As Pott also modestly admits, he is only one of many composers to have come out of this cathedral tradition, which requires an understanding of a capella , motet-style writing, as well as of the grandeur supplied by organ music or orchestral accompaniment. Pott is certainly completely at home in this idiom, whether acknowledging musical influences such as Byrd and Leighton, the latter especially in using chromaticism to convey intensity, or gesturing towards the French organ tradition, at once other-worldly and rhetorically expansive. As the hymnbook doesn't quite read, this is Music Ancient and Modern , expertly performed by the Christchurch choir, with Russcher an excellent interpreter of the organ work


Is Pott original or is he just very much of his time, in being an historically informed summary and recombination of all the music that has gone before him? When one looks not just at music but also other cultural forms, the succession to post-modernism has above all been a less severely theoretical return to conversation and narrative.


Remembrance this, homage that; every piece on this disc was written for a specific occasion or commemoration. Certainly, the familiarity of Pott's sound world and forms – the texts, the traditional mass and motet forms, the vocal lines that sound as one expects them to sound – suspends critical reaction; this is very ‘spiritually' sensuous music, irrespective of its intellectual backbone. I remain unconvinced I have completely grasped the specific gravity of Pott's voice, but at the very least, one would say these are significant and striking contributions to the repertoire.


Moreover, Pott's writing is entirely in concordance with what the current Pope, a noted theologian, has analysed extensively as the essential function of sacred music – to enact and to make available to the senses a conception of the Holy that cannot be conveyed by the mere words of the liturgy.


The Mass is the centrepiece of the disc, but the movements are interspersed with the other works – it has been commented that the whole disc makes sense as the musical part of a full church service. The Benedictus and Agnus Dei are especially moving. Elsewhere, Pott displays (as also in his notes) a deep interest in and sensitivity to written literature, and to the texts he is setting, producing a miniature Brahms requiem in the setting of Psalm 126.


Another MP writer found the resonant cathedral acoustic hard to deal with. True, the acoustic is resonant, but the English choral tradition, and indeed Francis Pott's own career, are indissolubly bound up with these large echoing spaces. The recording, by Limo Hearn, is atmospheric and faithful, catching especially well the trebles.


Ying Chang

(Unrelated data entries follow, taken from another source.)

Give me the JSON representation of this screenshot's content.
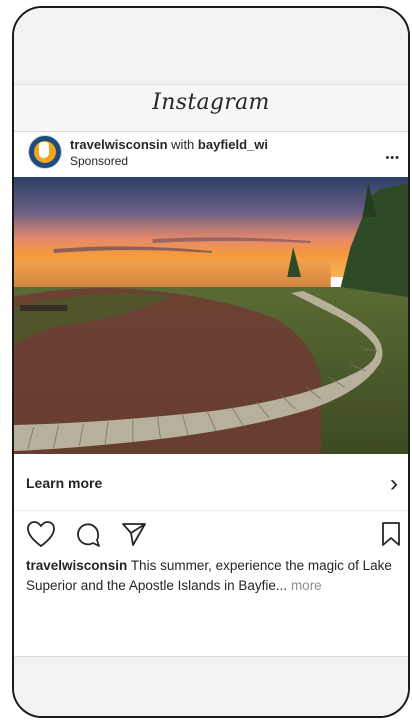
{
  "app": {
    "brand": "Instagram"
  },
  "post": {
    "username": "travelwisconsin",
    "with_text": "with",
    "collaborator": "bayfield_wi",
    "sponsored_label": "Sponsored",
    "more_glyph": "•••",
    "cta_label": "Learn more",
    "cta_chevron": "›",
    "caption_text": "This summer, experience the magic of Lake Superior and the Apostle Islands in Bayfie...",
    "caption_more": "more"
  },
  "icons": {
    "like": "heart-icon",
    "comment": "comment-icon",
    "share": "send-icon",
    "save": "bookmark-icon",
    "more": "more-options-icon"
  },
  "colors": {
    "text": "#262626",
    "muted": "#8e8e8e",
    "avatar_blue": "#1d4d7a",
    "avatar_orange": "#f3a51c"
  }
}
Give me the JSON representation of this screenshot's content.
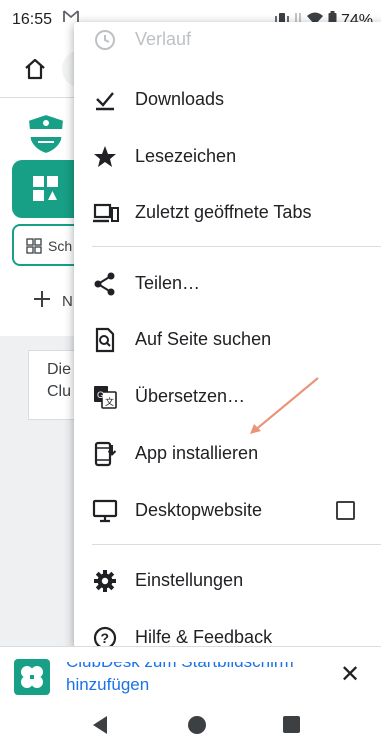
{
  "status_bar": {
    "time": "16:55",
    "mail_icon": "gmail-icon",
    "battery_percent": "74%"
  },
  "page": {
    "chip_label": "Sch",
    "new_label": "N",
    "card_line1": "Die",
    "card_line2": "Clu"
  },
  "menu": {
    "partial_item": "Verlauf",
    "items": [
      {
        "label": "Downloads",
        "icon": "download-icon"
      },
      {
        "label": "Lesezeichen",
        "icon": "star-icon"
      },
      {
        "label": "Zuletzt geöffnete Tabs",
        "icon": "devices-icon"
      },
      {
        "label": "Teilen…",
        "icon": "share-icon"
      },
      {
        "label": "Auf Seite suchen",
        "icon": "find-in-page-icon"
      },
      {
        "label": "Übersetzen…",
        "icon": "translate-icon"
      },
      {
        "label": "App installieren",
        "icon": "install-app-icon"
      },
      {
        "label": "Desktopwebsite",
        "icon": "desktop-icon",
        "checked": false
      },
      {
        "label": "Einstellungen",
        "icon": "settings-gear-icon"
      },
      {
        "label": "Hilfe & Feedback",
        "icon": "help-icon"
      }
    ]
  },
  "banner": {
    "line1": "ClubDesk zum Startbildschirm",
    "line2": "hinzufügen",
    "close": "✕"
  },
  "annotation": {
    "arrow_color": "#e8957a"
  }
}
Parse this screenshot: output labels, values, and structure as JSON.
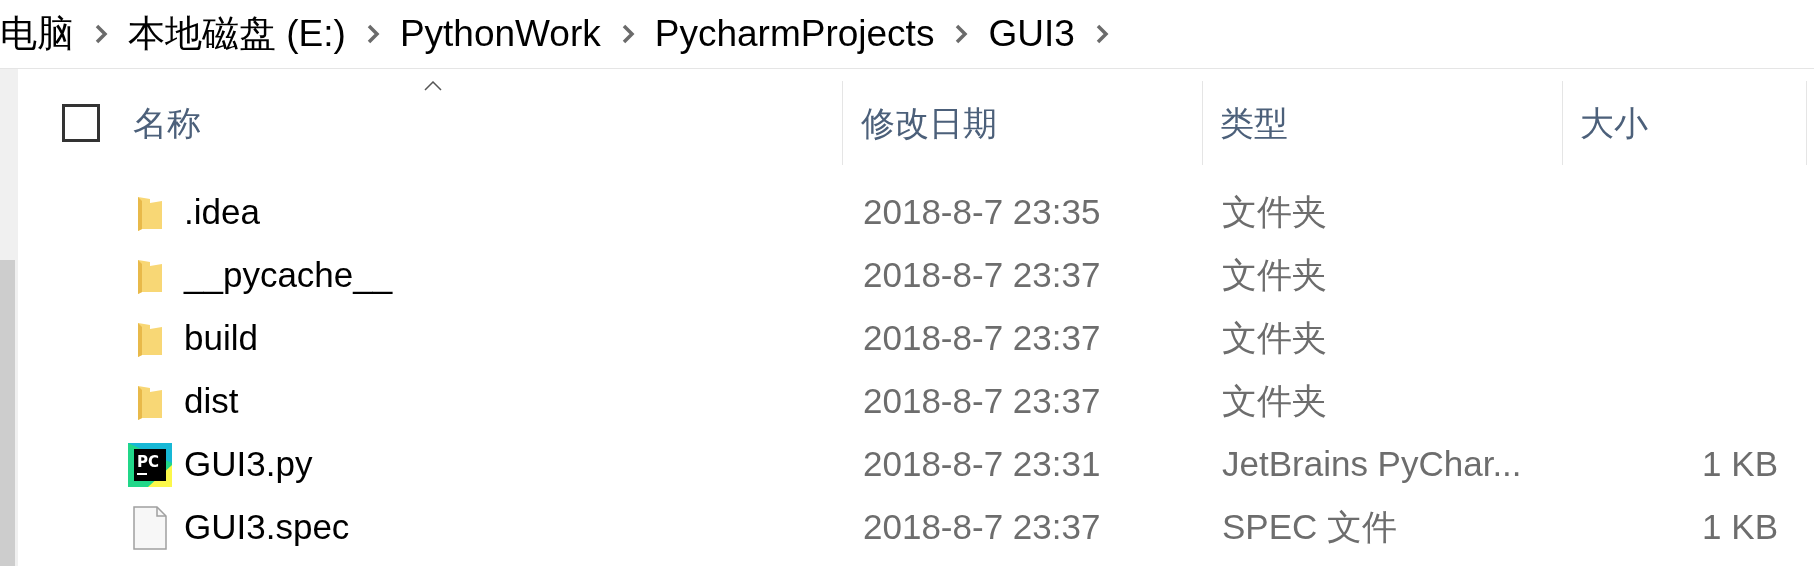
{
  "breadcrumb": [
    "电脑",
    "本地磁盘 (E:)",
    "PythonWork",
    "PycharmProjects",
    "GUI3"
  ],
  "header": {
    "select_all": {
      "checked": false
    },
    "columns": [
      {
        "label": "名称",
        "sorted": true
      },
      {
        "label": "修改日期",
        "sorted": false
      },
      {
        "label": "类型",
        "sorted": false
      },
      {
        "label": "大小",
        "sorted": false
      }
    ]
  },
  "rows": [
    {
      "kind": "folder",
      "name": ".idea",
      "modified": "2018-8-7 23:35",
      "type": "文件夹"
    },
    {
      "kind": "folder",
      "name": "__pycache__",
      "modified": "2018-8-7 23:37",
      "type": "文件夹"
    },
    {
      "kind": "folder",
      "name": "build",
      "modified": "2018-8-7 23:37",
      "type": "文件夹"
    },
    {
      "kind": "folder",
      "name": "dist",
      "modified": "2018-8-7 23:37",
      "type": "文件夹"
    },
    {
      "kind": "pycharm",
      "icon_text": "PC",
      "name": "GUI3.py",
      "modified": "2018-8-7 23:31",
      "type": "JetBrains PyChar...",
      "size": "1 KB"
    },
    {
      "kind": "file",
      "name": "GUI3.spec",
      "modified": "2018-8-7 23:37",
      "type": "SPEC 文件",
      "size": "1 KB"
    }
  ]
}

Pott's Meditations & Romances: another of our reviewers had difficulty with this disc: "the problem is that the choir is completely swallowed up in the barn like acoustics of Dublin Cathedral," which she knows and could never recommend as a recording venue - "the recording really does no justice to a sensitive composer". [Editor]